*** Material to process Section Begins ***
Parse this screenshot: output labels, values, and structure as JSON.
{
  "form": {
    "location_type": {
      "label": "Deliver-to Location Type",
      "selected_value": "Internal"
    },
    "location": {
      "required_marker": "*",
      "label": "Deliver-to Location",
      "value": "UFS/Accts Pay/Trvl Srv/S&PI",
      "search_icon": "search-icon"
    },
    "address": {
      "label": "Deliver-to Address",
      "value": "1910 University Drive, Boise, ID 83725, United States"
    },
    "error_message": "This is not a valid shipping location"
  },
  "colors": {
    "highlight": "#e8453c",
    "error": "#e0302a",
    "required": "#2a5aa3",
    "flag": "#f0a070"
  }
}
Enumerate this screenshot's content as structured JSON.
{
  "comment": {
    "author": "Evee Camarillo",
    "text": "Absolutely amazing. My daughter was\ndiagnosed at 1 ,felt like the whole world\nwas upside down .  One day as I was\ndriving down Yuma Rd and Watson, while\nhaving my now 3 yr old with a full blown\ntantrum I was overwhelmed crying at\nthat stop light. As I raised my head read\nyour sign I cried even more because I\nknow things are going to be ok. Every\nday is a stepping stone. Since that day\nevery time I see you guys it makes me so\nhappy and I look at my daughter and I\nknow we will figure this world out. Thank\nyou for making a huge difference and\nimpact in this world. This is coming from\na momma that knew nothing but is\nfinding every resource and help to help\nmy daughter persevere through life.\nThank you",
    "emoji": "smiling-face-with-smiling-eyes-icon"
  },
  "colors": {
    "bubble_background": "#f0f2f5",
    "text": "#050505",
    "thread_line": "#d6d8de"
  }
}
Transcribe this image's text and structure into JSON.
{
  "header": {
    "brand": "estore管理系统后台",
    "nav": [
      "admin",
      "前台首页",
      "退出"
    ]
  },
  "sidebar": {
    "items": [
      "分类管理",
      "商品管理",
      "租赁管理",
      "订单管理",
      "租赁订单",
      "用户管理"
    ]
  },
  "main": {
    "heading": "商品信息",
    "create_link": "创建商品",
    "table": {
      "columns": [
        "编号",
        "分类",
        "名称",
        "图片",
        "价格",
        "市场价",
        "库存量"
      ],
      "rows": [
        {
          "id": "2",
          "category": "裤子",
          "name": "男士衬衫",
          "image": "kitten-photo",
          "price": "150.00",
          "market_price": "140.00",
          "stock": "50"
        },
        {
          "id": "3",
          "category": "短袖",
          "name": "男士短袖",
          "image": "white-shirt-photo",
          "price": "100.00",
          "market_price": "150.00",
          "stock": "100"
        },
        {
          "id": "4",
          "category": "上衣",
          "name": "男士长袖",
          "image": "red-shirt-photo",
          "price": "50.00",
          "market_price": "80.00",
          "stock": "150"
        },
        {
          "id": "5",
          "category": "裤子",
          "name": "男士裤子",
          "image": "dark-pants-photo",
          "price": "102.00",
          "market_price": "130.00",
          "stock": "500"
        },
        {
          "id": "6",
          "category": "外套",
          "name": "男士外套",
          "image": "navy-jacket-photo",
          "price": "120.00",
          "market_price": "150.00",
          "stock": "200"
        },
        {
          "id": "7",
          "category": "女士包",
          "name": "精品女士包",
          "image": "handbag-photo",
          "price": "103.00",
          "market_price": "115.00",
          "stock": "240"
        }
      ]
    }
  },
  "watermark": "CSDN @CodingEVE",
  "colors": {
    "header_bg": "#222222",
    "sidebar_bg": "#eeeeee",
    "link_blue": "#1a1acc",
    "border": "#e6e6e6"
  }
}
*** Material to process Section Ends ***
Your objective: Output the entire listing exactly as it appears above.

Expected answer:
Parse this screenshot: output labels, values, and structure as JSON.
{
  "form": {
    "location_type": {
      "label": "Deliver-to Location Type",
      "selected_value": "Internal"
    },
    "location": {
      "required_marker": "*",
      "label": "Deliver-to Location",
      "value": "UFS/Accts Pay/Trvl Srv/S&PI",
      "search_icon": "search-icon"
    },
    "address": {
      "label": "Deliver-to Address",
      "value": "1910 University Drive, Boise, ID 83725, United States"
    },
    "error_message": "This is not a valid shipping location"
  },
  "colors": {
    "highlight": "#e8453c",
    "error": "#e0302a",
    "required": "#2a5aa3",
    "flag": "#f0a070"
  }
}
Enumerate this screenshot's content as structured JSON.
{
  "comment": {
    "author": "Evee Camarillo",
    "text": "Absolutely amazing. My daughter was\ndiagnosed at 1 ,felt like the whole world\nwas upside down .  One day as I was\ndriving down Yuma Rd and Watson, while\nhaving my now 3 yr old with a full blown\ntantrum I was overwhelmed crying at\nthat stop light. As I raised my head read\nyour sign I cried even more because I\nknow things are going to be ok. Every\nday is a stepping stone. Since that day\nevery time I see you guys it makes me so\nhappy and I look at my daughter and I\nknow we will figure this world out. Thank\nyou for making a huge difference and\nimpact in this world. This is coming from\na momma that knew nothing but is\nfinding every resource and help to help\nmy daughter persevere through life.\nThank you",
    "emoji": "smiling-face-with-smiling-eyes-icon"
  },
  "colors": {
    "bubble_background": "#f0f2f5",
    "text": "#050505",
    "thread_line": "#d6d8de"
  }
}
Transcribe this image's text and structure into JSON.
{
  "header": {
    "brand": "estore管理系统后台",
    "nav": [
      "admin",
      "前台首页",
      "退出"
    ]
  },
  "sidebar": {
    "items": [
      "分类管理",
      "商品管理",
      "租赁管理",
      "订单管理",
      "租赁订单",
      "用户管理"
    ]
  },
  "main": {
    "heading": "商品信息",
    "create_link": "创建商品",
    "table": {
      "columns": [
        "编号",
        "分类",
        "名称",
        "图片",
        "价格",
        "市场价",
        "库存量"
      ],
      "rows": [
        {
          "id": "2",
          "category": "裤子",
          "name": "男士衬衫",
          "image": "kitten-photo",
          "price": "150.00",
          "market_price": "140.00",
          "stock": "50"
        },
        {
          "id": "3",
          "category": "短袖",
          "name": "男士短袖",
          "image": "white-shirt-photo",
          "price": "100.00",
          "market_price": "150.00",
          "stock": "100"
        },
        {
          "id": "4",
          "category": "上衣",
          "name": "男士长袖",
          "image": "red-shirt-photo",
          "price": "50.00",
          "market_price": "80.00",
          "stock": "150"
        },
        {
          "id": "5",
          "category": "裤子",
          "name": "男士裤子",
          "image": "dark-pants-photo",
          "price": "102.00",
          "market_price": "130.00",
          "stock": "500"
        },
        {
          "id": "6",
          "category": "外套",
          "name": "男士外套",
          "image": "navy-jacket-photo",
          "price": "120.00",
          "market_price": "150.00",
          "stock": "200"
        },
        {
          "id": "7",
          "category": "女士包",
          "name": "精品女士包",
          "image": "handbag-photo",
          "price": "103.00",
          "market_price": "115.00",
          "stock": "240"
        }
      ]
    }
  },
  "watermark": "CSDN @CodingEVE",
  "colors": {
    "header_bg": "#222222",
    "sidebar_bg": "#eeeeee",
    "link_blue": "#1a1acc",
    "border": "#e6e6e6"
  }
}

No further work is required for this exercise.